  5. The result of the Hunt Roll pushes the story forward. This is the key moment in the gameplay loop. If it’s a successful roll, the player gets a token, which they can hold onto for later, or cash in to either find a treasure or satisfy the goal. If it’s an unsuccessful roll, you hit them with a trap—a literal trap or a monster—or you complicate their life in some painful way, such as inflicting a condition or changing the circumstances of the scene to make it more perilous. If it’s a mid-result, both things happen, but the complication should be a little lighter.

  6. The push-your-luck nature of Trophy Gold reveals itself. As the players collect Hunt Roll tokens, they have to make decisions about when to achieve the goal, when to cash in for treasure, when to abandon the mission entirely and return to town. This tension is ever-present, because if they leave the dungeon before finding enough treasure, they might die penniless. If they cash in Hunt Roll tokens to find treasure, they’re no closer to actually finishing the dungeon and, indeed, staying in the dungeon too long can bring all sorts of terrible consequences.

Note: your Trophy Gold incursions will have plenty of props, traps, and treasures to keep this gameplay loop going, but at certain points, you may have to improvise a bit. Every now and then, for example, the players will cash in a Hunt Roll token to get a treasure in a place without any listed treasures. Having some treasure tables handy is a good idea, or be flexible enough to make something up. Whatever it is, it just needs to plausibly be worth 1 Gold (i.e. a small, but significant, amount of money).

I hope this is helpful. If @jesseross or anyone else has thoughts here, I’d love to hear them. I’m also happy to answer questions in the comments.


And, in case it wasn’t clear, you just keep repeating steps 2-5, interjecting with Risk Rolls and Combat Rolls as needed, until the characters enter the next set. The characters might just physically move into the next set (even without satisfying the previous set’s goal) or the discovery of the new set might be the goal of the previous set, in which case they have to spend Hunt Roll tokens.

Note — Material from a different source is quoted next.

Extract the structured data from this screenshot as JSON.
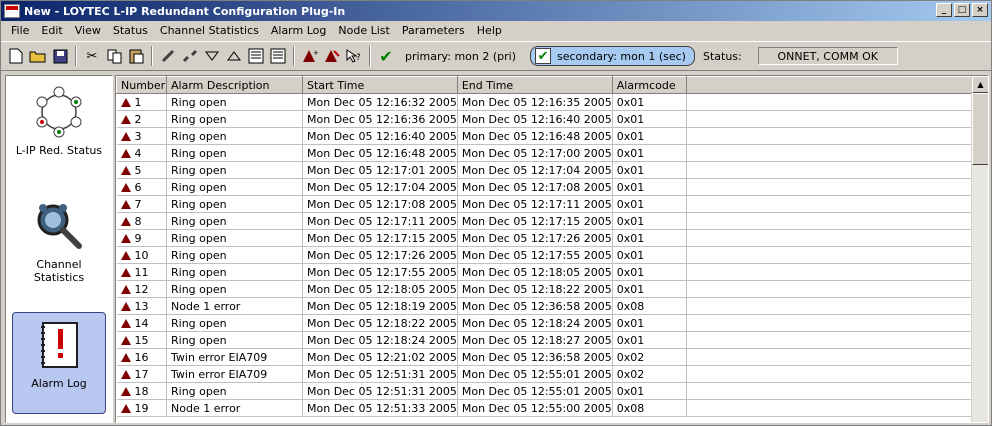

I ran my second session of Trophy Gold today, moving into the second set of Tomb of the Serpent Kings. Definitely having a table of complications and traps on hand comes in handy when there aren’t any immediately obvious ones in the set or the existing fiction. I also highly recommend using a similar question in the Hunt roll as in the Risk roll: “what terrible things might you find here?” Relying on the theme can help as well.


Alright so I’ve now run three sessions (thanks @jesseross for coming and chatting during the stream). I have run into another question, though: how does the party get treasures worth more than 1 gold?

I’ll try not to be spoilerish here. Tomb of the Serpent Kings has a place where one of the treasures is specifically listed as being worth 6 gold. It’s not in a set where the goal is listed as finding treasures, so it doesn’t seem like they get to spend 3 tokens to find it.

Is there a reason a set couldn’t have multiple goals? “Find the expensive thing” and “Find the way to the next set?”

Or could the set goal be conjoined? “Find the way to the next set AND find the expensive thing?”

The players can always get treasure without having to spend tokens. If they take the action required (like “dredging through the pit” or “taking the throne”), they can just be rewarded with items without having to spend any tokens.


I appreciate the clarification! I think what’s confusing me on this is the difference in this case between achieving the goal of the set (which, per @jasoncordova above, requires the spending of tokens) and acquiring treasure (which does not, necessarily, require it). Same roll & mechanic but different guidelines. I’ll wrap my head around it! :thinking::smile: